The onset of the depositional episode's first-order, major transgressive phase is evident in the landward retrogradation of shore-zone deposition observed in unit 3. Analysis of five imbricately stacked subintervals composing unit 3 illustrates how shore-zone styles evolved from an early, more landward, V-shaped, estuary-conformed chenier plain to a more seaward, dominantly marine-influenced, thin, broad beach-shoreface sand belt. Unit 2 records the establishment of two imbricately stacked barrier island systems and is notable for its preservation of shore-parallel, migrated tidal-inlet facies and the prominence of two fluvial systems which had progressed seaward from their position in unit 3. By unit 1, as burial accommodation space became more constricted, the shore zone evolved int a strand plain.

The shore-zone sand wedges of units 1, 2, 3 (subunits p and q only), 4, and 4a pinch out uniformly along a tectonic hinge line in the center of the reservoir. Landward of this linear feature, an ancient estuary is apparent from funnelled, more dip-aligned sand contours, from the recognition of estuarine facies such as bayhead delta and fluvial systems and from the relative percentages of mudstone throughout the field area. Because shore-zone facies east of the hinge line were subjected to greater and more sustained wave energies, they contain lower percentages of mudstone and exhibit higher hydrocarbon saturations than reservoir compartments in the western area. Shore-zone environments of each of the five units consist of offlapping barrier-core (or beach) ridges, each of which repres nts a separate reservoir compartment.

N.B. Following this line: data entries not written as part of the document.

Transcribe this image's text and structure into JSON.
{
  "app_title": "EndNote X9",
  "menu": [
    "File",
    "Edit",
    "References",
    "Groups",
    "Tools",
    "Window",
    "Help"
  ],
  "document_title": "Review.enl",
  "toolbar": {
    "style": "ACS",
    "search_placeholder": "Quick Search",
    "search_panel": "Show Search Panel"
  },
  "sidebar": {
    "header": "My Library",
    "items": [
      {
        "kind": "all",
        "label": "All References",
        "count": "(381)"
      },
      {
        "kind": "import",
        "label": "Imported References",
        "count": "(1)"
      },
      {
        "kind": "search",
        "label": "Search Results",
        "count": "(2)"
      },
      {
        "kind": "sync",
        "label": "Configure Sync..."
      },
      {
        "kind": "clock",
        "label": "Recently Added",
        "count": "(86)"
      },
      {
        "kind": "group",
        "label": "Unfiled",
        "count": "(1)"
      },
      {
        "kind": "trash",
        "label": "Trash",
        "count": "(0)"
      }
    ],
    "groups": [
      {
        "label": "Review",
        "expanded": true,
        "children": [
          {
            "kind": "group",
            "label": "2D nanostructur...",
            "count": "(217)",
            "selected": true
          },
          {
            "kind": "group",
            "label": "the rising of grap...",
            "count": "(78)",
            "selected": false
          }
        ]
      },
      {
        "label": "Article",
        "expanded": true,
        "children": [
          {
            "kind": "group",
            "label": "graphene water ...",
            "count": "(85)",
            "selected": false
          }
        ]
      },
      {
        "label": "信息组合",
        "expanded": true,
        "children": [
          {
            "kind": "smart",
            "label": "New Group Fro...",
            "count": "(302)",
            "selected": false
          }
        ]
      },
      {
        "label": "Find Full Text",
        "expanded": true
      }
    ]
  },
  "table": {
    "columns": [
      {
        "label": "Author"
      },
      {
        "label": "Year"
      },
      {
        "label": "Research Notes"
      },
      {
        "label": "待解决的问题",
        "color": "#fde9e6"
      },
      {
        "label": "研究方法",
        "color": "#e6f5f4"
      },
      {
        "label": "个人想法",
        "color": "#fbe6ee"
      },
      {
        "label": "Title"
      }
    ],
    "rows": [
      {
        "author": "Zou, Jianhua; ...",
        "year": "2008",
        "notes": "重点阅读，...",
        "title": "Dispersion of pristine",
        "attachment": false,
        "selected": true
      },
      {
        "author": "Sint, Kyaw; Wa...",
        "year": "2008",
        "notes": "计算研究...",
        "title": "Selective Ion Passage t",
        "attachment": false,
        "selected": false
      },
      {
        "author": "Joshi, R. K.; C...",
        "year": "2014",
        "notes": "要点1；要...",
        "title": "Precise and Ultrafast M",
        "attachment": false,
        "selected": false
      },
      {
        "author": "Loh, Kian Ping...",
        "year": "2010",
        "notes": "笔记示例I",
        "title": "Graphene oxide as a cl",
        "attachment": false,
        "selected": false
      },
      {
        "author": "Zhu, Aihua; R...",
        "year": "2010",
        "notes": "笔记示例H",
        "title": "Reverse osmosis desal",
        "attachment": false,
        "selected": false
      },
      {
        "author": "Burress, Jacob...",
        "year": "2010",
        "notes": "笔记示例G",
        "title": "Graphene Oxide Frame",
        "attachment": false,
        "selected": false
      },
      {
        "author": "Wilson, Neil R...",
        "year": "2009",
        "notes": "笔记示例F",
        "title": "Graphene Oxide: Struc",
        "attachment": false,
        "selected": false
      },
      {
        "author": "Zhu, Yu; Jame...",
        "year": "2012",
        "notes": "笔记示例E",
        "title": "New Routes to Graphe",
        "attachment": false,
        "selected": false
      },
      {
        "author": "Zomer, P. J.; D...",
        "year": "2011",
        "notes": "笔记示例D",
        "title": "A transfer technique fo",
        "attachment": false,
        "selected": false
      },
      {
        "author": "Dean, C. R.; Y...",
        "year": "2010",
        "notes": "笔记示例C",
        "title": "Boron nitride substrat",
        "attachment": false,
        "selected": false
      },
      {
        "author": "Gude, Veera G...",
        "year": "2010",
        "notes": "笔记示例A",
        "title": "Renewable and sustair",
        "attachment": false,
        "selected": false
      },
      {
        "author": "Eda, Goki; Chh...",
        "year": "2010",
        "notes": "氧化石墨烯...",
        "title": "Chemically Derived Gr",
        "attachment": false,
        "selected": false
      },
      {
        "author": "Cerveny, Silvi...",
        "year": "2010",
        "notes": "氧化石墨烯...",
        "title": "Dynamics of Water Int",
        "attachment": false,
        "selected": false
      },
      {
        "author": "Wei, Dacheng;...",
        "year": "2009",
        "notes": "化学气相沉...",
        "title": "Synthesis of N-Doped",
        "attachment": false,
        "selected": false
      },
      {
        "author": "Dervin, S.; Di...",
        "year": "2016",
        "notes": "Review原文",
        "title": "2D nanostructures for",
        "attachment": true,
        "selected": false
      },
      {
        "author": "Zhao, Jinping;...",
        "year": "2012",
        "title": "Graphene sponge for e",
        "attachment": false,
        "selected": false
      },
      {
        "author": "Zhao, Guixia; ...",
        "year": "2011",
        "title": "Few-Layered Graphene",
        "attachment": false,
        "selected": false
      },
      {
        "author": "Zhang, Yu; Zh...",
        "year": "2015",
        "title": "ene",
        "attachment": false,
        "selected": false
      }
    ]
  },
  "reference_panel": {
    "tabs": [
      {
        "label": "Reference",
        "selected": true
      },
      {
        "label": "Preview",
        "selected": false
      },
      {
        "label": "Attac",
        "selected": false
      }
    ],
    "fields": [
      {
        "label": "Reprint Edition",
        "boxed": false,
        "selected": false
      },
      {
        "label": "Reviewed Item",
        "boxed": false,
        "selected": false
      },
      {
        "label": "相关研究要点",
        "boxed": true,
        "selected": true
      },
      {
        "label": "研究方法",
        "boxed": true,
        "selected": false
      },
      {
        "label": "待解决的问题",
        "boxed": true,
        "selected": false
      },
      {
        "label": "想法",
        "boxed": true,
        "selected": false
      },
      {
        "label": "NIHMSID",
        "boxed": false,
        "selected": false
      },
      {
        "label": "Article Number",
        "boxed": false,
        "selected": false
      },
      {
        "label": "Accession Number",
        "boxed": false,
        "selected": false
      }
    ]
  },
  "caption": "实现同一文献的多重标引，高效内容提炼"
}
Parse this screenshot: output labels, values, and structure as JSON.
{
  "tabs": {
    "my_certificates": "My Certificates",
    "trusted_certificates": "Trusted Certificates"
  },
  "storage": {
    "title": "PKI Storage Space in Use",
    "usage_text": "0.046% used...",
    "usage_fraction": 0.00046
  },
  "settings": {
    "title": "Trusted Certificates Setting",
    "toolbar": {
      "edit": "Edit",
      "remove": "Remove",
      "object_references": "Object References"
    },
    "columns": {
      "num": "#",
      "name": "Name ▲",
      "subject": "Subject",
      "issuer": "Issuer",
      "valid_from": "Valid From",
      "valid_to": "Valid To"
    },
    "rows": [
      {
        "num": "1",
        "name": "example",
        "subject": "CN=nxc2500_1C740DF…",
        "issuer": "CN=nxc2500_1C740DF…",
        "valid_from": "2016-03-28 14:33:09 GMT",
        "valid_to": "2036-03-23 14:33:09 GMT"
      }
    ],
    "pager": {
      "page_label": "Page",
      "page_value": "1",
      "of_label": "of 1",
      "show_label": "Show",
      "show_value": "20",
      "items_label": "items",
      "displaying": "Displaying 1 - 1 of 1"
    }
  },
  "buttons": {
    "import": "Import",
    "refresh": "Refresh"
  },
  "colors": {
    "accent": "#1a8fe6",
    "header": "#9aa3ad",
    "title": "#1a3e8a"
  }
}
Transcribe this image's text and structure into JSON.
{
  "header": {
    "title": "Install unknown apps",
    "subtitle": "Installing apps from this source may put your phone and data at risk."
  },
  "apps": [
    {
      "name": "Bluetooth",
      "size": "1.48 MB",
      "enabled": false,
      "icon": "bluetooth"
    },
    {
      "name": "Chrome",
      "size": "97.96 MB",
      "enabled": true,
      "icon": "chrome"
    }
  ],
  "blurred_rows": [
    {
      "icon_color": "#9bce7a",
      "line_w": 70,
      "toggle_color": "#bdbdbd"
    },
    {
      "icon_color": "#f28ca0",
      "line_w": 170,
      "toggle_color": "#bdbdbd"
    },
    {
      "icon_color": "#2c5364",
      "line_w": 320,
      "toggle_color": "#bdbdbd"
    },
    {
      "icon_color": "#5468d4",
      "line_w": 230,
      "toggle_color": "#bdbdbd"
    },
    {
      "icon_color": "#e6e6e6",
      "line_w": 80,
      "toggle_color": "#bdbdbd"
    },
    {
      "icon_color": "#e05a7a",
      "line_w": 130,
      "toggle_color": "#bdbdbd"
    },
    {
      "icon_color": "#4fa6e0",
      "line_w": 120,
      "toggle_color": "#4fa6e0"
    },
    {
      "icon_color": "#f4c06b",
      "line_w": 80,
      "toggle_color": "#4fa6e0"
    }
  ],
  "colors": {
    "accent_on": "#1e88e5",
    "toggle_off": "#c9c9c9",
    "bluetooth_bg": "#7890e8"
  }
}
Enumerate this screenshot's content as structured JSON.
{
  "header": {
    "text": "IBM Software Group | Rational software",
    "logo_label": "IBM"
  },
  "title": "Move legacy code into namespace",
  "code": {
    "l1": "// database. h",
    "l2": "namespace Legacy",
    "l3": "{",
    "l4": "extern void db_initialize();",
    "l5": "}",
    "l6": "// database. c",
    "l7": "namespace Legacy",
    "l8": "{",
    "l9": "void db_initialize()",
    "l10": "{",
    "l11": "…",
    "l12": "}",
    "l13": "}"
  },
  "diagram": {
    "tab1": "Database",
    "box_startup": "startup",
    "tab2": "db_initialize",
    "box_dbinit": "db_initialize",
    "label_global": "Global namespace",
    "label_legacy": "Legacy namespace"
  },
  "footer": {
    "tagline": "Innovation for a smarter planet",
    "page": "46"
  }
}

Because of its huge volumes of initial oil and gas in place (157 million bbl of oil and 327.4 bcf of gas), and because it is in the late stage of its productive life, T-C-B (zone 21-B) may be a candidate for a program of recompletions and infill drilling to capture bypassed reserves resulting from the complex reservoir facies architectures as delineated in this study.

 

AAPG Search and Discovery Article #91006 © 1991 GCAGS and GC-SEPM Meeting, Houston, Texas, October 16-18, 1991 (2009)